The true essence of Thomas Hobbes’ Leviathan is a well-constructed story that examines human nature. Hobbes’ introduces Leviathan during a chaotic period filled with death and a voyage of human expansion, which leads to the creation of a logical and sustainable society. This society is the commonwealth and led by a sovereign. Upon first analysis, Hobbes’ explanation of the alteration to the commonwealth is questionable. Some weaknesses in Hobbes’ Leviathan can be easily found: the inconsistency of natural law with suicide and that of civil law to honor. Hobbes addresses some of these concerns head-on and seems to disregard others, however, he does tackle the most obvious protestation to his theory: the unrestricted and unstrained authority
In Leviathan, Thomas Hobbes paints a grim picture about man’s natural state. Famously characterized as “solitary, poor, nasty, brutish, and short (Hobbes 89),” man’s life is chaotic. The state of nature, Hobbes insists, is a “state of warre(Hobbes 88)” which pits men against men. Man naturally aims for felicity, defined as “continual success in obtaining those things which a man from time to time desire, that is to say, continual prospering (Hobbes 46).” People think of their own interests and their pursuits of said interests may put them into conflict with another, in which violent war may emerge. Man, thus, lives in a state of constant fear.
Thomas Hobbes was the first philosopher to connect the philosophical commitments to politics. He offers a distinctive definition to what man needs in life which is a successful means to a conclusion. He eloquently defines the social contract of man after defining the intentions of man. This paper will account for why Hobbes felt that man was inherently empowered to preserve life through all means necessary, and how he creates an authorization for an absolute sovereign authority to help keep peace and preserve life. Hobbes first defines the nature of man. Inherently man is evil. He will do whatever is morally permissible to self preservation. This definition helps us understand the argument of why Hobbes was pessimistic of man, and
We will give Hobbes’ view of human nature as he describes it in Chapter 13 of Leviathan. We will then give an argument for placing a clarifying layer above the Hobbesian view in order to

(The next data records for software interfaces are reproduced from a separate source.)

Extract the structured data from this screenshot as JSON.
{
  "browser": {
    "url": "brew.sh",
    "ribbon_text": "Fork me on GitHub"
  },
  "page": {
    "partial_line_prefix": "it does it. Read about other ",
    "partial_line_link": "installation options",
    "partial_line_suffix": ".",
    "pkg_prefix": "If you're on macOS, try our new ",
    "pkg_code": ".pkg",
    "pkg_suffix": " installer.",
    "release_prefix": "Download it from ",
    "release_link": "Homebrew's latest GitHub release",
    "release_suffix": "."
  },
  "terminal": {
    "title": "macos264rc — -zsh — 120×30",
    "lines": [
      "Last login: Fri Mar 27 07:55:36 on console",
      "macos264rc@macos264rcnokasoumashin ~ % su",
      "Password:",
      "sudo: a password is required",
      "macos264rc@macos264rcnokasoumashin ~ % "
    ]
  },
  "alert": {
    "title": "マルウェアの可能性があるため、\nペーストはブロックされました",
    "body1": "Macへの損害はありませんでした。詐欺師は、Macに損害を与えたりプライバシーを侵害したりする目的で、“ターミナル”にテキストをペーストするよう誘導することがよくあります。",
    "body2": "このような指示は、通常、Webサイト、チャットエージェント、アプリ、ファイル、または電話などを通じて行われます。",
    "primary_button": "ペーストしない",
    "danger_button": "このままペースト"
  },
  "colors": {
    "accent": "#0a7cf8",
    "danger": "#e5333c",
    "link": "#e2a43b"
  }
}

In Hobbes book Leviathan, he makes the natural man out to be a self obsessed monster who is only interested in his own self preservation. This would intern leave the state of nature to be consumed with war, “...because the condition of man is conditions of war of everyone against everyone”. With out the constrain of government Hobbes states “So that in the state of nature man will find three principal causes of quarrel: first, competition; secondly, diffidence; thirdly, glory” (Leviathan, 76). These principles would then leave men in the state of nature, with a life that Hobbes describes as “solitary, poor nasty, brutish, and short” (Leviathan, 76). Over all Hobbes view on the state of nature is a materialistic world where without an “absolute sovereign” the life of man would be nothing more then the “state of war”.